ABOUT THIS EXERCISE: The records below must be returned in full and unaltered.

GIVEN DATA:
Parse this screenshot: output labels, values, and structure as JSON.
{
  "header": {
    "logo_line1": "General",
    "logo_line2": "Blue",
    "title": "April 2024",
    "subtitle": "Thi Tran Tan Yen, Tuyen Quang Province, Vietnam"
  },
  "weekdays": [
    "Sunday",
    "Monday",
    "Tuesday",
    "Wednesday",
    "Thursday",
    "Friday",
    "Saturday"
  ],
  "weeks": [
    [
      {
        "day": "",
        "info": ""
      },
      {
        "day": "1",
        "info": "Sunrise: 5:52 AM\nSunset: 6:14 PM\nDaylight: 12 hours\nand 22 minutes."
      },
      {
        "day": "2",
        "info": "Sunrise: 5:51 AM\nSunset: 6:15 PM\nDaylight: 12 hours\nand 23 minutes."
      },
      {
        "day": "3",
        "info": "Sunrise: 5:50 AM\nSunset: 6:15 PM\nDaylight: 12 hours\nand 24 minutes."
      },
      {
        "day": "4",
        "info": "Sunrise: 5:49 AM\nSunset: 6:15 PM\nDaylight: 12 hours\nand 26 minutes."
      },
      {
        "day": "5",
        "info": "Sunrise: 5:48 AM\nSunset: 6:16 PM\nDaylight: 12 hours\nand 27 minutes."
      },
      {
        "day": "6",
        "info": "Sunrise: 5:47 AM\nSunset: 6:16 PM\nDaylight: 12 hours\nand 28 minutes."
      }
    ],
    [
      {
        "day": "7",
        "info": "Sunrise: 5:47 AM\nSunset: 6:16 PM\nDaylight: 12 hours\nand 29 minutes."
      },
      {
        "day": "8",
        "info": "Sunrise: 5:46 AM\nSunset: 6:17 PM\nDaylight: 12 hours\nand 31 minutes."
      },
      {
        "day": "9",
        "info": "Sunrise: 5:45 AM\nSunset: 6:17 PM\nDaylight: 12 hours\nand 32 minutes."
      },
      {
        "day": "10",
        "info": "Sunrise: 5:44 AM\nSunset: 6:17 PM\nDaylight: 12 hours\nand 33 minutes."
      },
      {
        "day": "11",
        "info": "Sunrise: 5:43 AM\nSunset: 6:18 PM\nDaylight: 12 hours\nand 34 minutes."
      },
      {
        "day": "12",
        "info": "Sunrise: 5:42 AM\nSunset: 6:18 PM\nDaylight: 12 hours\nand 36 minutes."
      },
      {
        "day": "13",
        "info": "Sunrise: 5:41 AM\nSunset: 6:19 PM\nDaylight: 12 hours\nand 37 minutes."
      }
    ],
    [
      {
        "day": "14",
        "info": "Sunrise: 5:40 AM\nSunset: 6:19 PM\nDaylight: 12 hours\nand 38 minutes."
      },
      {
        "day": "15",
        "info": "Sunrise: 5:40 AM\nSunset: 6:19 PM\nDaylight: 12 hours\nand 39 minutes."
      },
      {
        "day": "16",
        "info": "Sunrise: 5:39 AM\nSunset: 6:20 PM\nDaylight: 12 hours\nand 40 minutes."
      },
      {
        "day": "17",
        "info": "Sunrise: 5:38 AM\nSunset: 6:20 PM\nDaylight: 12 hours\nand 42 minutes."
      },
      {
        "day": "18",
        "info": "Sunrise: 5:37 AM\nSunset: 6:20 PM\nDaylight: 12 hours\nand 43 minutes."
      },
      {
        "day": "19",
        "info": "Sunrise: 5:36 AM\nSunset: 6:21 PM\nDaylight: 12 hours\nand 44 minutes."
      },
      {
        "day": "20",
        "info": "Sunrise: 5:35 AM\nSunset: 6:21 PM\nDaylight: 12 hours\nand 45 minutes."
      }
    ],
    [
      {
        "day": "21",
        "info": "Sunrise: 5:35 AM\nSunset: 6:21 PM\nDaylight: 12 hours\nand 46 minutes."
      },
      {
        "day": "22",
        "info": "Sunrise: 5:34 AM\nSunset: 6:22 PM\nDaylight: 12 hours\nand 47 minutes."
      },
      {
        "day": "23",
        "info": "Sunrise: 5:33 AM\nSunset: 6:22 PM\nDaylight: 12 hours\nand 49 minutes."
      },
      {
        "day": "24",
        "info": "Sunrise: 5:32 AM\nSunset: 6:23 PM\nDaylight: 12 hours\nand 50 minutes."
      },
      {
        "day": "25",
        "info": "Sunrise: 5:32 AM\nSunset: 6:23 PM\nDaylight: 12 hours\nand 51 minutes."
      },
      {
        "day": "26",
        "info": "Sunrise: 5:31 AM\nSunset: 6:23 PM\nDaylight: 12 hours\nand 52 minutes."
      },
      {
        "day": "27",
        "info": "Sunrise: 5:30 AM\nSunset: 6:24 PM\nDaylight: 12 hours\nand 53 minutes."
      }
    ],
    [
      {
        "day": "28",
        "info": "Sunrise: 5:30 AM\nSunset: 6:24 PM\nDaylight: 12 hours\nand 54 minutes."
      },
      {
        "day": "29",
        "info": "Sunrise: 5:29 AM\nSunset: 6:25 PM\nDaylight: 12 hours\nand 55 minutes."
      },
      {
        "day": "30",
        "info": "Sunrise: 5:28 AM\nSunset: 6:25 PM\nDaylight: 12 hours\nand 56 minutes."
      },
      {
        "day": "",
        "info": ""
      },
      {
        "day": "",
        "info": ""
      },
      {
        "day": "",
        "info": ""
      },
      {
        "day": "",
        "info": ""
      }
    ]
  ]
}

RESULT OF THIS TASK:
Parse this screenshot: output labels, values, and structure as JSON.
{
  "header": {
    "logo_line1": "General",
    "logo_line2": "Blue",
    "title": "April 2024",
    "subtitle": "Thi Tran Tan Yen, Tuyen Quang Province, Vietnam"
  },
  "weekdays": [
    "Sunday",
    "Monday",
    "Tuesday",
    "Wednesday",
    "Thursday",
    "Friday",
    "Saturday"
  ],
  "weeks": [
    [
      {
        "day": "",
        "info": ""
      },
      {
        "day": "1",
        "info": "Sunrise: 5:52 AM\nSunset: 6:14 PM\nDaylight: 12 hours\nand 22 minutes."
      },
      {
        "day": "2",
        "info": "Sunrise: 5:51 AM\nSunset: 6:15 PM\nDaylight: 12 hours\nand 23 minutes."
      },
      {
        "day": "3",
        "info": "Sunrise: 5:50 AM\nSunset: 6:15 PM\nDaylight: 12 hours\nand 24 minutes."
      },
      {
        "day": "4",
        "info": "Sunrise: 5:49 AM\nSunset: 6:15 PM\nDaylight: 12 hours\nand 26 minutes."
      },
      {
        "day": "5",
        "info": "Sunrise: 5:48 AM\nSunset: 6:16 PM\nDaylight: 12 hours\nand 27 minutes."
      },
      {
        "day": "6",
        "info": "Sunrise: 5:47 AM\nSunset: 6:16 PM\nDaylight: 12 hours\nand 28 minutes."
      }
    ],
    [
      {
        "day": "7",
        "info": "Sunrise: 5:47 AM\nSunset: 6:16 PM\nDaylight: 12 hours\nand 29 minutes."
      },
      {
        "day": "8",
        "info": "Sunrise: 5:46 AM\nSunset: 6:17 PM\nDaylight: 12 hours\nand 31 minutes."
      },
      {
        "day": "9",
        "info": "Sunrise: 5:45 AM\nSunset: 6:17 PM\nDaylight: 12 hours\nand 32 minutes."
      },
      {
        "day": "10",
        "info": "Sunrise: 5:44 AM\nSunset: 6:17 PM\nDaylight: 12 hours\nand 33 minutes."
      },
      {
        "day": "11",
        "info": "Sunrise: 5:43 AM\nSunset: 6:18 PM\nDaylight: 12 hours\nand 34 minutes."
      },
      {
        "day": "12",
        "info": "Sunrise: 5:42 AM\nSunset: 6:18 PM\nDaylight: 12 hours\nand 36 minutes."
      },
      {
        "day": "13",
        "info": "Sunrise: 5:41 AM\nSunset: 6:19 PM\nDaylight: 12 hours\nand 37 minutes."
      }
    ],
    [
      {
        "day": "14",
        "info": "Sunrise: 5:40 AM\nSunset: 6:19 PM\nDaylight: 12 hours\nand 38 minutes."
      },
      {
        "day": "15",
        "info": "Sunrise: 5:40 AM\nSunset: 6:19 PM\nDaylight: 12 hours\nand 39 minutes."
      },
      {
        "day": "16",
        "info": "Sunrise: 5:39 AM\nSunset: 6:20 PM\nDaylight: 12 hours\nand 40 minutes."
      },
      {
        "day": "17",
        "info": "Sunrise: 5:38 AM\nSunset: 6:20 PM\nDaylight: 12 hours\nand 42 minutes."
      },
      {
        "day": "18",
        "info": "Sunrise: 5:37 AM\nSunset: 6:20 PM\nDaylight: 12 hours\nand 43 minutes."
      },
      {
        "day": "19",
        "info": "Sunrise: 5:36 AM\nSunset: 6:21 PM\nDaylight: 12 hours\nand 44 minutes."
      },
      {
        "day": "20",
        "info": "Sunrise: 5:35 AM\nSunset: 6:21 PM\nDaylight: 12 hours\nand 45 minutes."
      }
    ],
    [
      {
        "day": "21",
        "info": "Sunrise: 5:35 AM\nSunset: 6:21 PM\nDaylight: 12 hours\nand 46 minutes."
      },
      {
        "day": "22",
        "info": "Sunrise: 5:34 AM\nSunset: 6:22 PM\nDaylight: 12 hours\nand 47 minutes."
      },
      {
        "day": "23",
        "info": "Sunrise: 5:33 AM\nSunset: 6:22 PM\nDaylight: 12 hours\nand 49 minutes."
      },
      {
        "day": "24",
        "info": "Sunrise: 5:32 AM\nSunset: 6:23 PM\nDaylight: 12 hours\nand 50 minutes."
      },
      {
        "day": "25",
        "info": "Sunrise: 5:32 AM\nSunset: 6:23 PM\nDaylight: 12 hours\nand 51 minutes."
      },
      {
        "day": "26",
        "info": "Sunrise: 5:31 AM\nSunset: 6:23 PM\nDaylight: 12 hours\nand 52 minutes."
      },
      {
        "day": "27",
        "info": "Sunrise: 5:30 AM\nSunset: 6:24 PM\nDaylight: 12 hours\nand 53 minutes."
      }
    ],
    [
      {
        "day": "28",
        "info": "Sunrise: 5:30 AM\nSunset: 6:24 PM\nDaylight: 12 hours\nand 54 minutes."
      },
      {
        "day": "29",
        "info": "Sunrise: 5:29 AM\nSunset: 6:25 PM\nDaylight: 12 hours\nand 55 minutes."
      },
      {
        "day": "30",
        "info": "Sunrise: 5:28 AM\nSunset: 6:25 PM\nDaylight: 12 hours\nand 56 minutes."
      },
      {
        "day": "",
        "info": ""
      },
      {
        "day": "",
        "info": ""
      },
      {
        "day": "",
        "info": ""
      },
      {
        "day": "",
        "info": ""
      }
    ]
  ]
}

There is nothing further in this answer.